- _Input data_
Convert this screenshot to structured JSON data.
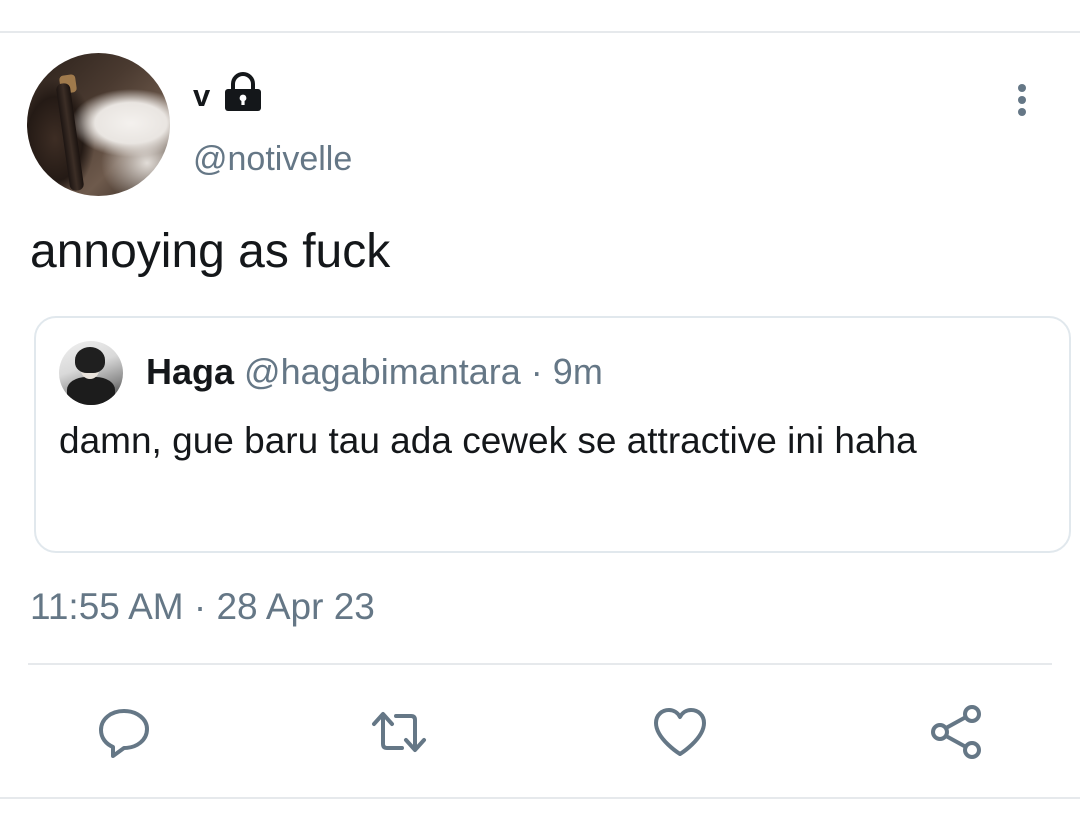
{
  "tweet": {
    "author": {
      "display_name": "v",
      "username": "@notivelle",
      "protected_icon": "lock-icon"
    },
    "text": "annoying as fuck",
    "timestamp": "11:55 AM · 28 Apr 23"
  },
  "quoted_tweet": {
    "display_name": "Haga",
    "username": "@hagabimantara",
    "separator": "·",
    "time_ago": "9m",
    "text": "damn, gue baru tau ada cewek se attractive ini haha"
  },
  "actions": [
    {
      "name": "reply",
      "icon": "reply-icon"
    },
    {
      "name": "retweet",
      "icon": "retweet-icon"
    },
    {
      "name": "like",
      "icon": "like-icon"
    },
    {
      "name": "share",
      "icon": "share-icon"
    }
  ],
  "colors": {
    "text_primary": "#14171a",
    "text_secondary": "#657786",
    "divider": "#e6e9ec",
    "icon": "#657786"
  }
}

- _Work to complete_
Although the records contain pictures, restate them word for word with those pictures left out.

- _Exercise solution_
Convert this screenshot to structured JSON data.
{
  "tweet": {
    "author": {
      "display_name": "v",
      "username": "@notivelle",
      "protected_icon": "lock-icon"
    },
    "text": "annoying as fuck",
    "timestamp": "11:55 AM · 28 Apr 23"
  },
  "quoted_tweet": {
    "display_name": "Haga",
    "username": "@hagabimantara",
    "separator": "·",
    "time_ago": "9m",
    "text": "damn, gue baru tau ada cewek se attractive ini haha"
  },
  "actions": [
    {
      "name": "reply",
      "icon": "reply-icon"
    },
    {
      "name": "retweet",
      "icon": "retweet-icon"
    },
    {
      "name": "like",
      "icon": "like-icon"
    },
    {
      "name": "share",
      "icon": "share-icon"
    }
  ],
  "colors": {
    "text_primary": "#14171a",
    "text_secondary": "#657786",
    "divider": "#e6e9ec",
    "icon": "#657786"
  }
}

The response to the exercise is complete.